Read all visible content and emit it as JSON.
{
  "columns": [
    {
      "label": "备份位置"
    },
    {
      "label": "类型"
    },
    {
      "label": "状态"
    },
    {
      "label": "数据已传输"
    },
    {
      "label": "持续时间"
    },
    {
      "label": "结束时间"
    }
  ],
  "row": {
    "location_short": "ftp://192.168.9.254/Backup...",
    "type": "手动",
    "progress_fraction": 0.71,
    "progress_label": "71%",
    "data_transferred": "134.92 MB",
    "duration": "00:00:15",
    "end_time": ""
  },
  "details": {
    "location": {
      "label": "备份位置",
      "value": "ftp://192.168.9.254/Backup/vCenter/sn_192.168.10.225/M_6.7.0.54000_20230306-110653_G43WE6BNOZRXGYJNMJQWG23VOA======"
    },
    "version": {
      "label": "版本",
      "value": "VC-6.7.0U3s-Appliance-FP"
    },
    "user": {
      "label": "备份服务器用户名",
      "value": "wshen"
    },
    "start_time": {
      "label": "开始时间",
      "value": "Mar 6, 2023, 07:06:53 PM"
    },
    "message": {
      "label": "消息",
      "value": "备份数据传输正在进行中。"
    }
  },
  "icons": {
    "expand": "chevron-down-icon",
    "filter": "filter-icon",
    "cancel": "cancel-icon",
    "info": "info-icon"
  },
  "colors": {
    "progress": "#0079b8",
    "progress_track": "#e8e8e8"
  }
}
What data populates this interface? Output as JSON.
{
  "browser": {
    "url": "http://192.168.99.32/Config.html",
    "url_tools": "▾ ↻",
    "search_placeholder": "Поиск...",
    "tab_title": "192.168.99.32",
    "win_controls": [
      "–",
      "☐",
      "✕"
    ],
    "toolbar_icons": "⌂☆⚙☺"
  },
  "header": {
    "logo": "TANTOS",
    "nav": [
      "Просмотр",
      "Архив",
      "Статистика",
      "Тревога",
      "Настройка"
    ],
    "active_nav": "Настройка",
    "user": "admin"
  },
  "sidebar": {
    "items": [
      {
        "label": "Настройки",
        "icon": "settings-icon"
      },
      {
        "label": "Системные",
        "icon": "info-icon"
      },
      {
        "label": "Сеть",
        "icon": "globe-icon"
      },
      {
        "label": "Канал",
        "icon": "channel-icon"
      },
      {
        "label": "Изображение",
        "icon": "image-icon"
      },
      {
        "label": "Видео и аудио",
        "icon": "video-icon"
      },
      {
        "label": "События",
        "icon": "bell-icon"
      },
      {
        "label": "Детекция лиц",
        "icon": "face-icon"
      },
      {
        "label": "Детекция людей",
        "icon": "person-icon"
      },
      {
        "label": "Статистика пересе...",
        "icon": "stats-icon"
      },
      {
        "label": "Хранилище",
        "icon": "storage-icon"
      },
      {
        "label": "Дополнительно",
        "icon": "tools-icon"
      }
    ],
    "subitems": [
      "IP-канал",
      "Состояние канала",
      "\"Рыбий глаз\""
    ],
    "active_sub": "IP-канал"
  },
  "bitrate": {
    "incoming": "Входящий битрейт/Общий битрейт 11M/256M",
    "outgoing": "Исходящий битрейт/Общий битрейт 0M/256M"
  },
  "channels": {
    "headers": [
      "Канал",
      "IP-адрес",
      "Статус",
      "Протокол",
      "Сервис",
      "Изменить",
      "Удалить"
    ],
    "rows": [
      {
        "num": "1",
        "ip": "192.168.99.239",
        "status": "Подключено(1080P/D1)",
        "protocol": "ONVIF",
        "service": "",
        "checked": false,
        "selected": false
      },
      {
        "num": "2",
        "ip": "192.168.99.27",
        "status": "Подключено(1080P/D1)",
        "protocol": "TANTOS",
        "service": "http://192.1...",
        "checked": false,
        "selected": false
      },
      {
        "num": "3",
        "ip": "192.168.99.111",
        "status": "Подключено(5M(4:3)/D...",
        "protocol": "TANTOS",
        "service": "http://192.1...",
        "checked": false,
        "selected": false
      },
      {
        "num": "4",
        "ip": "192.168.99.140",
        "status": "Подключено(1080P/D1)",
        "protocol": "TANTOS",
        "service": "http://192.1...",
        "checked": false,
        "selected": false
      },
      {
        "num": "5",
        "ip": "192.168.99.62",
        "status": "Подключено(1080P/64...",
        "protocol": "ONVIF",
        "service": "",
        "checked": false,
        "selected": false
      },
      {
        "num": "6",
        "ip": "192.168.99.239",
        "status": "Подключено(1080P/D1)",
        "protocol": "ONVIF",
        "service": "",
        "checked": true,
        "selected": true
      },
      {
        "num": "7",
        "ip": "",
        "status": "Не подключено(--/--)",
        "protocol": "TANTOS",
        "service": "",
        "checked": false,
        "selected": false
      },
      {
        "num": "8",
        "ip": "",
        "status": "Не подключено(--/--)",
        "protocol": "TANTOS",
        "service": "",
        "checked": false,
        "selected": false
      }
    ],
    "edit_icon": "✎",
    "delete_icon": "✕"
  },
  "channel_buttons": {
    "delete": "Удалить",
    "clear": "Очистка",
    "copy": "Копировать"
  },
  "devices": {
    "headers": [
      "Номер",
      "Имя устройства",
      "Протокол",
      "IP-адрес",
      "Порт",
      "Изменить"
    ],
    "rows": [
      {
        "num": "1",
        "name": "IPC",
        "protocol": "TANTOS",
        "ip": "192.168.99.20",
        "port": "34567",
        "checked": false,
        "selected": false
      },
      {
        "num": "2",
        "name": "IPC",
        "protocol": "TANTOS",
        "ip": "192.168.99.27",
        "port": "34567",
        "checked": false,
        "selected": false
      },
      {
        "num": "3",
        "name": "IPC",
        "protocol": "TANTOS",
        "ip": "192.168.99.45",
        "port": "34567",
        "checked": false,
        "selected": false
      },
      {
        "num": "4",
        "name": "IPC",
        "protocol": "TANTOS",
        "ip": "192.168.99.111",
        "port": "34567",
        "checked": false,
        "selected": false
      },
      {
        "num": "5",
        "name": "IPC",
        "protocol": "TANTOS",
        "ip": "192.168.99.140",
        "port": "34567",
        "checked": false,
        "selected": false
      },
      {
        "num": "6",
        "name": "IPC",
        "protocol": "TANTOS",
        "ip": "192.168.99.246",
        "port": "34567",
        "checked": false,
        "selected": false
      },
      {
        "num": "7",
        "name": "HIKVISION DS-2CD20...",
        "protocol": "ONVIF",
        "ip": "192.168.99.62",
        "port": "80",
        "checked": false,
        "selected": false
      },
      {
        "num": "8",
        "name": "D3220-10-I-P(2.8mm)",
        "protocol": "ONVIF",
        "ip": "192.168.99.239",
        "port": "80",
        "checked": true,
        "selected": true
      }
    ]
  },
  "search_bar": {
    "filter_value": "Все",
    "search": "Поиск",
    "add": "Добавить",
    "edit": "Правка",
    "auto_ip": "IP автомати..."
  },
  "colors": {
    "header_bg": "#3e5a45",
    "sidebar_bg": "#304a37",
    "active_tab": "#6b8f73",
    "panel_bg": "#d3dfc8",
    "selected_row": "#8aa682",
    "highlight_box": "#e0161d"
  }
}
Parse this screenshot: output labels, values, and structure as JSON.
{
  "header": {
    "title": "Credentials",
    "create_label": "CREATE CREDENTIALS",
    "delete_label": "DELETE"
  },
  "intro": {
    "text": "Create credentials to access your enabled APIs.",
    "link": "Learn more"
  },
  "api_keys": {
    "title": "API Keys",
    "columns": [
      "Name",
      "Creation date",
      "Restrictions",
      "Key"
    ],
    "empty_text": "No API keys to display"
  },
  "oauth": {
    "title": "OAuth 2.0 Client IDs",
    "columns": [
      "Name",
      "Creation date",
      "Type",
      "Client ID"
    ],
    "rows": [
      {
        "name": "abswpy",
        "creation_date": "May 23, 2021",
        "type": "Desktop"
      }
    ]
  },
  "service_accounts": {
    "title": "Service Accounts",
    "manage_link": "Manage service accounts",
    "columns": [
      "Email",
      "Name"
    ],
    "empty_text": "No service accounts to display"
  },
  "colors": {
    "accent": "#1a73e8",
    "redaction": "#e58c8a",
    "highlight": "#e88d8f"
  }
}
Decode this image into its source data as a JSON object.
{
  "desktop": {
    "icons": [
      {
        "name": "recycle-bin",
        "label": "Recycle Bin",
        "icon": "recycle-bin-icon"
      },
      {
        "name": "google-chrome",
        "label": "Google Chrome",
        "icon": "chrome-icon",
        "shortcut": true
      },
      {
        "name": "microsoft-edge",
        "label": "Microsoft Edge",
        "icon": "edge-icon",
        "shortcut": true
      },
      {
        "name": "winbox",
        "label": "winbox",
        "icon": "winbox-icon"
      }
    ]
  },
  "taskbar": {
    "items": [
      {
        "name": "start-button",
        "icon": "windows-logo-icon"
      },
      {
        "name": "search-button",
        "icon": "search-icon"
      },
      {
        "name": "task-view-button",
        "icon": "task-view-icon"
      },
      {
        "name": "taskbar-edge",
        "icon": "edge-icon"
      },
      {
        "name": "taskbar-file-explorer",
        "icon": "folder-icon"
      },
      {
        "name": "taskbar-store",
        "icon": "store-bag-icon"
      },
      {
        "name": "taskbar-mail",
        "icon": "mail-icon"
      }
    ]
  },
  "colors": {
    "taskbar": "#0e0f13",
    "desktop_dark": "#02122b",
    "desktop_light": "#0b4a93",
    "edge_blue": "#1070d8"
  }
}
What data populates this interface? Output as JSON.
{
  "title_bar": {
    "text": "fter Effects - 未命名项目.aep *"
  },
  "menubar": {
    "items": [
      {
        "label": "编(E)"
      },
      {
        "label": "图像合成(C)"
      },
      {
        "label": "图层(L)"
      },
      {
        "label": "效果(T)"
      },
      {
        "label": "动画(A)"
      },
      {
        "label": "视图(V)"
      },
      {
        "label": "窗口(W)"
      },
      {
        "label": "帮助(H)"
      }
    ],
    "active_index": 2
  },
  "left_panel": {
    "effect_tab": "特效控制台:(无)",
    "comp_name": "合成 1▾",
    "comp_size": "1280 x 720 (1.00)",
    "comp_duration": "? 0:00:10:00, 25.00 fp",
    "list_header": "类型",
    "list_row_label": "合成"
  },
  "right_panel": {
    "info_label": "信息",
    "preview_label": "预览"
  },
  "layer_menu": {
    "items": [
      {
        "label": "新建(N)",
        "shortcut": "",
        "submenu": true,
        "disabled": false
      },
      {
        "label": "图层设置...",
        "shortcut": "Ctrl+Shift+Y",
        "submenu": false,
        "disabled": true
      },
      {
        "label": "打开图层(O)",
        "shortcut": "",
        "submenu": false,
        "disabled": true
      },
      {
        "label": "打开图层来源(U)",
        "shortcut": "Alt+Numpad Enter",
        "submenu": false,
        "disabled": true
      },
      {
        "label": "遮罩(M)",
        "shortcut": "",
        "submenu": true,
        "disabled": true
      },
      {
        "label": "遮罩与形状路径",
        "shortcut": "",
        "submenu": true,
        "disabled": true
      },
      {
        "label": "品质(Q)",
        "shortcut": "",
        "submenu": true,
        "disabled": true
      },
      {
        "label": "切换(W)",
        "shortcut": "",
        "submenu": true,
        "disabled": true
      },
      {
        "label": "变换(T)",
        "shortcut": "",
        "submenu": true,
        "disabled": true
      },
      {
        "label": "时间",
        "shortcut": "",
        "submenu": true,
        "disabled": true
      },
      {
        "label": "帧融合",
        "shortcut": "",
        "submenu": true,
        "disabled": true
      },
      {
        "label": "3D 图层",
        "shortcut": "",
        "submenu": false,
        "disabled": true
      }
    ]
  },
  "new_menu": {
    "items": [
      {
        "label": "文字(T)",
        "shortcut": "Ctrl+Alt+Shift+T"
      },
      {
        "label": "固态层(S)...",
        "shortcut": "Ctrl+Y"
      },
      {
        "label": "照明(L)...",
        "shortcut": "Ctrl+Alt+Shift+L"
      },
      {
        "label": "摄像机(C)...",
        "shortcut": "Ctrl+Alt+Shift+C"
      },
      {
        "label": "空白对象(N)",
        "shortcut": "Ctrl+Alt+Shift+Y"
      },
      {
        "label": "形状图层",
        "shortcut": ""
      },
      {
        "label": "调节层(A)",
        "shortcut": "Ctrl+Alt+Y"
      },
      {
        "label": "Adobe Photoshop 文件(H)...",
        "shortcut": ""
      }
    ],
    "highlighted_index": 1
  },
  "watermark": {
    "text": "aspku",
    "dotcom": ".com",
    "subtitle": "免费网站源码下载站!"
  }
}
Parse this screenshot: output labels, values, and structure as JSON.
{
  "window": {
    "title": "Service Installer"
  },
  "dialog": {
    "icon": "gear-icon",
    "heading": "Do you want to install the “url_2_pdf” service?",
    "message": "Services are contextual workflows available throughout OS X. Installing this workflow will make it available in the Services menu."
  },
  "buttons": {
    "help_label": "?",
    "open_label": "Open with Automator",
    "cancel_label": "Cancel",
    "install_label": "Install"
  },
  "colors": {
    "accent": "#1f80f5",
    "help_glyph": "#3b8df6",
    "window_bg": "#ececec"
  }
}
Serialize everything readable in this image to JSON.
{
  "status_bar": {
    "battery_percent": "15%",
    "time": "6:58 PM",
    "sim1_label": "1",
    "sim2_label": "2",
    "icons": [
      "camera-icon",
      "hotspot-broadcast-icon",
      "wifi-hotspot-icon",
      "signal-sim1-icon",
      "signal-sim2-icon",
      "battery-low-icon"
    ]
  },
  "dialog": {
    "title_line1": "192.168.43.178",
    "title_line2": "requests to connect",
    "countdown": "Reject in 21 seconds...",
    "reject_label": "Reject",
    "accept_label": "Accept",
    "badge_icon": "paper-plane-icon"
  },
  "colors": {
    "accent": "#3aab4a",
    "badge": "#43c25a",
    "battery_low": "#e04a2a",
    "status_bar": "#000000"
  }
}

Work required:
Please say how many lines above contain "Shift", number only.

Solution to the problem:
5